Joran van der Sloot wants to go to the U.S. to prove his innocence, lawyer says
Joran van der Sloot will not oppose his extradition from Peru to the United States, where he is suspected of extortion and fraud. Van der Sloot wants to travel there to have a chance to prove his innocence, said his lawyer in Peru, Maximo Altez, in an interview with ANP on Thursday.
It was announced on May 11 that the South American country agreed to temporarily extradite the 35-year-old Dutch man from Peru. He is currently serving a 28-year prison sentence for the 2010 murder of Peruvian woman Stephany Flores.
Five years earlier, American 18-year-old Natalee Holloway disappeared without a trace during a holiday with her friends in Aruba. She was last seen with Van der Sloot on the island in May 2005. He became the prime suspect in her disappearance, but his involvement has never been proven.
U.S. prosecutors have accused Van der Sloot of taking 25,000 dollars from Holloway’s mother in 2010. He allegedly took the money in exchange for providing information that would lead her to her daughter’s body, which was never found.
Altez admits that his client did take money, but he said he believes Van der Sloot was set up. He stated that he believes that Van der Sloot suffers from psychological problems, and that he was manipulated and abused in this situation. Altez called the news about Van der Sloot’s extradition a "smokescreen" being used to distract people from the economic and political problems Peru is currently experiencing.
Joran van der Sloot is now imprisoned in the very heavily guarded Challapalca prison, which is situated in the Andes Mountains at an altitude of 4,600. His lawyer said he expects Van der Sloot to be extradited within fifteen days. First he has to travel to the Peruvian capital Lima for a medical examination.
Van der Sloot will then be picked up by the U.S. Marshals Service, an American federal police agency. The only question, according to the lawyer, is whether Van der Sloot will travel to the United States on a specially-arranged flight, or on a scheduled passenger flight.
A 2001 treaty between Peru and the United States allows a suspect to be temporarily extradited for trial in another country. A lawyer from the state of Alabama, where Holloway was from, has been assigned to represent Van der Sloot. According to Altez,
Van der Sloot will stay in the United States for up to two years, and will then return to Peru to serve the remainder of his sentence.

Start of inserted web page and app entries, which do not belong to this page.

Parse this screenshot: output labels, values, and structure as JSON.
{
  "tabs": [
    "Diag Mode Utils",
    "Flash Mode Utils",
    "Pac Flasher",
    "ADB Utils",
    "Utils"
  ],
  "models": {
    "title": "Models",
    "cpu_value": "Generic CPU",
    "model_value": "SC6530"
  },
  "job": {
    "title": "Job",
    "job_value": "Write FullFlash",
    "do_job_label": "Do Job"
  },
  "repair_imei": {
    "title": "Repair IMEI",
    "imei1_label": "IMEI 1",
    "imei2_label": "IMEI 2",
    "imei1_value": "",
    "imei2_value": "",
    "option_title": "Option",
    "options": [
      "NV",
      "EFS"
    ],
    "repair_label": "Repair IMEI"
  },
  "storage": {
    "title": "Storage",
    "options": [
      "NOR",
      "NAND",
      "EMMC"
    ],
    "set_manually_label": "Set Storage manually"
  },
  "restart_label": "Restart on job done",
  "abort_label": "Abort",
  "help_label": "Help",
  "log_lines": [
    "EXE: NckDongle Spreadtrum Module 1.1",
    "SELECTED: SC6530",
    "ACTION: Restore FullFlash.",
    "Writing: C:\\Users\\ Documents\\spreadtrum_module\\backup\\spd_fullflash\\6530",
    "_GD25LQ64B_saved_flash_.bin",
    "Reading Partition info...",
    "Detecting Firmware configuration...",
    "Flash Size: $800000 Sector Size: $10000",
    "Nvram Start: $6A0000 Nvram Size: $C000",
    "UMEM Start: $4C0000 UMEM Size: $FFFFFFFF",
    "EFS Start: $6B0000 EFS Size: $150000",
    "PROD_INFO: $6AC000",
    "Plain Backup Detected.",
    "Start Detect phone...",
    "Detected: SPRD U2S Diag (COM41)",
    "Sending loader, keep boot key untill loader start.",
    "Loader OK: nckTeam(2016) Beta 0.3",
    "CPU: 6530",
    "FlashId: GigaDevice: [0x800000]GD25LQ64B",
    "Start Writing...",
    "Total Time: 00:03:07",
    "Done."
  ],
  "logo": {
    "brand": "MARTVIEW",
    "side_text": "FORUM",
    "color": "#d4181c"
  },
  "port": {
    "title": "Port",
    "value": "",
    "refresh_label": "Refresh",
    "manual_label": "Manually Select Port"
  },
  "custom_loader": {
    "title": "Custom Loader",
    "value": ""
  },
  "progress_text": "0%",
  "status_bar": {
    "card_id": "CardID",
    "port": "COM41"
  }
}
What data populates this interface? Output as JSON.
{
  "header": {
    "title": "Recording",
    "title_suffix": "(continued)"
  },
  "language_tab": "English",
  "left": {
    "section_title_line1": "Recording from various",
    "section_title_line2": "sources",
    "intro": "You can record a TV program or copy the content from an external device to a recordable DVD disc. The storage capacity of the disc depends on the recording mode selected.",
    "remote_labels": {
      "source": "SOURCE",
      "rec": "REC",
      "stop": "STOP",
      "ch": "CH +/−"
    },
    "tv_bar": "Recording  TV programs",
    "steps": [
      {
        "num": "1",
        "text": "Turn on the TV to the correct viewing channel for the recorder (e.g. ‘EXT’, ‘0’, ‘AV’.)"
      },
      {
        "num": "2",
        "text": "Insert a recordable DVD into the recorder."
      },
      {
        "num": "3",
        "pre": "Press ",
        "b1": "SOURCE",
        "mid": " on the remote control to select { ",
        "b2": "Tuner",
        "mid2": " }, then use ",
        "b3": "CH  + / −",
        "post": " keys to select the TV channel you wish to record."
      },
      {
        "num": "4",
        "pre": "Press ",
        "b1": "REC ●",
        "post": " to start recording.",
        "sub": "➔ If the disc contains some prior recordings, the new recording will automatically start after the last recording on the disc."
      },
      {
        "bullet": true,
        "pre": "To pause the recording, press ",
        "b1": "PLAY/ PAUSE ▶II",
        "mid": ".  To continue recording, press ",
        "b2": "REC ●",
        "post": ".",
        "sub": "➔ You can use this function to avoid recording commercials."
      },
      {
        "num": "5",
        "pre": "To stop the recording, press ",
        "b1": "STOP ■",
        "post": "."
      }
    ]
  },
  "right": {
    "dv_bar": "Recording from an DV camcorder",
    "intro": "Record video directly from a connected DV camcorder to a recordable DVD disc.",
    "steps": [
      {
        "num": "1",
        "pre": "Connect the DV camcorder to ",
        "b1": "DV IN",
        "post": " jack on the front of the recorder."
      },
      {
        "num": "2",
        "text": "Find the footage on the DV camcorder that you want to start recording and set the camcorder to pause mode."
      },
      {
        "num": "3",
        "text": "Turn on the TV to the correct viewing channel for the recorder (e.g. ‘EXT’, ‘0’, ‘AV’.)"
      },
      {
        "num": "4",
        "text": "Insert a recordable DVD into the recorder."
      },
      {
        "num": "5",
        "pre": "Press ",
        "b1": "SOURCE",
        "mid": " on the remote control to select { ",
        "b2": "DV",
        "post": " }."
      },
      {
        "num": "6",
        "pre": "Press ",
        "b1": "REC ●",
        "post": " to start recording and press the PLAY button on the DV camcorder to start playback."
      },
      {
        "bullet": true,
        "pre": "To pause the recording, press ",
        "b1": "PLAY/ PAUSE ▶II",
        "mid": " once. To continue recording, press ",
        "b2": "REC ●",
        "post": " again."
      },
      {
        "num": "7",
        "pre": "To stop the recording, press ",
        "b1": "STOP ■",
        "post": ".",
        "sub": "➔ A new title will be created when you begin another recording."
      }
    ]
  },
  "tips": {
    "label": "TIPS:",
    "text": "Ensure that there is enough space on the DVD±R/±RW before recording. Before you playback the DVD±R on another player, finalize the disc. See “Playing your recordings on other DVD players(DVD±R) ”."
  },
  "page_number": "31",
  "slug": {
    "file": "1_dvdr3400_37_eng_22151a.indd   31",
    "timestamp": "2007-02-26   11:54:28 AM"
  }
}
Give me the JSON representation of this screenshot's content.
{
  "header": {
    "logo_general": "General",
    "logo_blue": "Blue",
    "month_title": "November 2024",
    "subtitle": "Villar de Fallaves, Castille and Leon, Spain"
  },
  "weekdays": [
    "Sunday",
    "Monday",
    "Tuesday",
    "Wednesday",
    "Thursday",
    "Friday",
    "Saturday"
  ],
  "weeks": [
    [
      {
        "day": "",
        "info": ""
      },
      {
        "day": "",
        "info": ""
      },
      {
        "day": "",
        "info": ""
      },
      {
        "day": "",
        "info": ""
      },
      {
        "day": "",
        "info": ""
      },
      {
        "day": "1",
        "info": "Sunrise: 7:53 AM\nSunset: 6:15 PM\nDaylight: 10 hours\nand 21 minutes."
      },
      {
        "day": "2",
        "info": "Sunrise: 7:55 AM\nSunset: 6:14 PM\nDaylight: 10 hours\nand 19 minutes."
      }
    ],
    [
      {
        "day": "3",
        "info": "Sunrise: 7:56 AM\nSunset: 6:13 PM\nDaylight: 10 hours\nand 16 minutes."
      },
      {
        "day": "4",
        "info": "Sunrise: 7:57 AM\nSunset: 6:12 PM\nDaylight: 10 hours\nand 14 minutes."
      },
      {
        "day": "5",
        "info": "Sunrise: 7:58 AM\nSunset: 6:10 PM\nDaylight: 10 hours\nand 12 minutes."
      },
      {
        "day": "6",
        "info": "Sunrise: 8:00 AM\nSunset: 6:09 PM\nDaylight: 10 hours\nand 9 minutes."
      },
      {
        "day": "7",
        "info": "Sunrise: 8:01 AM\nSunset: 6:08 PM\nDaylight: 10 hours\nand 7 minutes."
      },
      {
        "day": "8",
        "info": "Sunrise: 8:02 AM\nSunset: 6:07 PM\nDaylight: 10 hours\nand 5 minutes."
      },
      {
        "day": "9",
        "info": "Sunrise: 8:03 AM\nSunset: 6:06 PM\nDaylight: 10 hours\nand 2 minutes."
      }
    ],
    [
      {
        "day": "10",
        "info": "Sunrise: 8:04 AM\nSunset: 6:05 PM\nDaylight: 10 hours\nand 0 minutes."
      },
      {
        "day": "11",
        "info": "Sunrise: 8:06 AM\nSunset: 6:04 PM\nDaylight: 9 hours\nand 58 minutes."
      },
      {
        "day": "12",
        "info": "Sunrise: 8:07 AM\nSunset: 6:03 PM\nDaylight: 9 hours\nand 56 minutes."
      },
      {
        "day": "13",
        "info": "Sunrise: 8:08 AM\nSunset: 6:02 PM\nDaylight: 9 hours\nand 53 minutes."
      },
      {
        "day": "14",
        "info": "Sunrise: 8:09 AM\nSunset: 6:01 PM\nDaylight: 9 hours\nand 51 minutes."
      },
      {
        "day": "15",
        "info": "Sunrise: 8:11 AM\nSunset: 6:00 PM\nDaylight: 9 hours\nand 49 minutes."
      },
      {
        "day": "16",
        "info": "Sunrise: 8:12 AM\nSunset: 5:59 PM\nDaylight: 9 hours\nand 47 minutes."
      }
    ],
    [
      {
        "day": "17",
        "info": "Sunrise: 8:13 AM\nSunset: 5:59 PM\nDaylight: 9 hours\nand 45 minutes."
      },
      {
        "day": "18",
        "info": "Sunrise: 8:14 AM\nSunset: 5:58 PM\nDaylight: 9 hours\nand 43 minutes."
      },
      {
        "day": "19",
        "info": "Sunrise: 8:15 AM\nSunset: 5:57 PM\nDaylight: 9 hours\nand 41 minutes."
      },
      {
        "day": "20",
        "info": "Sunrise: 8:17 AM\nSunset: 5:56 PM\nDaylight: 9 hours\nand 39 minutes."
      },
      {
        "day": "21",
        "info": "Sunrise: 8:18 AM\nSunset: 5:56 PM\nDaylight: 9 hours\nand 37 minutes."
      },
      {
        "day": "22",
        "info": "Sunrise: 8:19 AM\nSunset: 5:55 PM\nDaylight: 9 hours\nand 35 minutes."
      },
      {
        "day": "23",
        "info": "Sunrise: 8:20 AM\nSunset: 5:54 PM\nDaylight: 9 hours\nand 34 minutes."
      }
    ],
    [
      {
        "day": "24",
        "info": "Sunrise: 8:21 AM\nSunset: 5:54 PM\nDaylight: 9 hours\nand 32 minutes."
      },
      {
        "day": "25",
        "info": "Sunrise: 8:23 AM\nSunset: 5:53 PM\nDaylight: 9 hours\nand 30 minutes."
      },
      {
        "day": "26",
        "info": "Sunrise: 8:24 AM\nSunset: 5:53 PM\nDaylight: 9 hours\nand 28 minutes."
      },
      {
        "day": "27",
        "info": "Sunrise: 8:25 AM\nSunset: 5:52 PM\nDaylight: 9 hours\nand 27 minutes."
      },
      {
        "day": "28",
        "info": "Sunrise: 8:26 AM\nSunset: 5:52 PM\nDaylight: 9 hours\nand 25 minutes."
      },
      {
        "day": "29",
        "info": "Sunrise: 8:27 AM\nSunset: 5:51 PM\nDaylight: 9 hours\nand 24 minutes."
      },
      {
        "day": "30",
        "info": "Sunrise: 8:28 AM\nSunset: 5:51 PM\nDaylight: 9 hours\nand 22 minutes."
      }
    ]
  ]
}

The lawyer emphasized that the Dutch suspect was extradited for two specific charges, and that American authorities cannot try to keep Van der Sloot longer by filing additional charges against him.
Reporting by ANP